■ Working data ■
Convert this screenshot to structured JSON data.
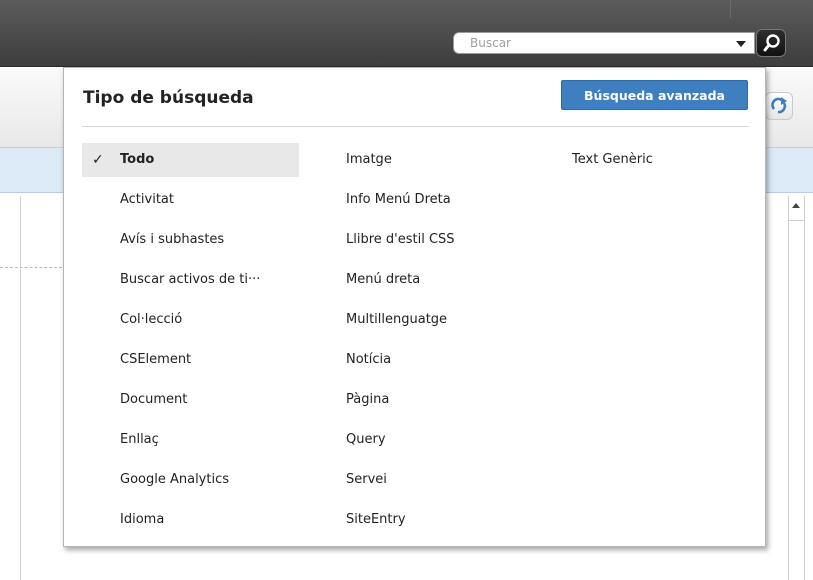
{
  "search": {
    "placeholder": "Buscar"
  },
  "panel": {
    "title": "Tipo de búsqueda",
    "advanced_label": "Búsqueda avanzada",
    "check_mark": "✓",
    "columns": [
      [
        "Todo",
        "Activitat",
        "Avís i subhastes",
        "Buscar activos de ti···",
        "Col·lecció",
        "CSElement",
        "Document",
        "Enllaç",
        "Google Analytics",
        "Idioma"
      ],
      [
        "Imatge",
        "Info Menú Dreta",
        "Llibre d'estil CSS",
        "Menú dreta",
        "Multillenguatge",
        "Notícia",
        "Pàgina",
        "Query",
        "Servei",
        "SiteEntry"
      ],
      [
        "Text Genèric"
      ]
    ],
    "selected": "Todo"
  },
  "icons": {
    "search_button": "search-icon",
    "dropdown": "chevron-down-icon",
    "refresh": "refresh-icon",
    "scroll_up": "scroll-up-arrow-icon"
  },
  "colors": {
    "accent": "#3d7fbf",
    "topbar": "#4a4a4a",
    "strip": "#dce9f6",
    "selected_row": "#e8e8e8"
  }
}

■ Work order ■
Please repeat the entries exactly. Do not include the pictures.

■ Problem solution ■
Convert this screenshot to structured JSON data.
{
  "search": {
    "placeholder": "Buscar"
  },
  "panel": {
    "title": "Tipo de búsqueda",
    "advanced_label": "Búsqueda avanzada",
    "check_mark": "✓",
    "columns": [
      [
        "Todo",
        "Activitat",
        "Avís i subhastes",
        "Buscar activos de ti···",
        "Col·lecció",
        "CSElement",
        "Document",
        "Enllaç",
        "Google Analytics",
        "Idioma"
      ],
      [
        "Imatge",
        "Info Menú Dreta",
        "Llibre d'estil CSS",
        "Menú dreta",
        "Multillenguatge",
        "Notícia",
        "Pàgina",
        "Query",
        "Servei",
        "SiteEntry"
      ],
      [
        "Text Genèric"
      ]
    ],
    "selected": "Todo"
  },
  "icons": {
    "search_button": "search-icon",
    "dropdown": "chevron-down-icon",
    "refresh": "refresh-icon",
    "scroll_up": "scroll-up-arrow-icon"
  },
  "colors": {
    "accent": "#3d7fbf",
    "topbar": "#4a4a4a",
    "strip": "#dce9f6",
    "selected_row": "#e8e8e8"
  }
}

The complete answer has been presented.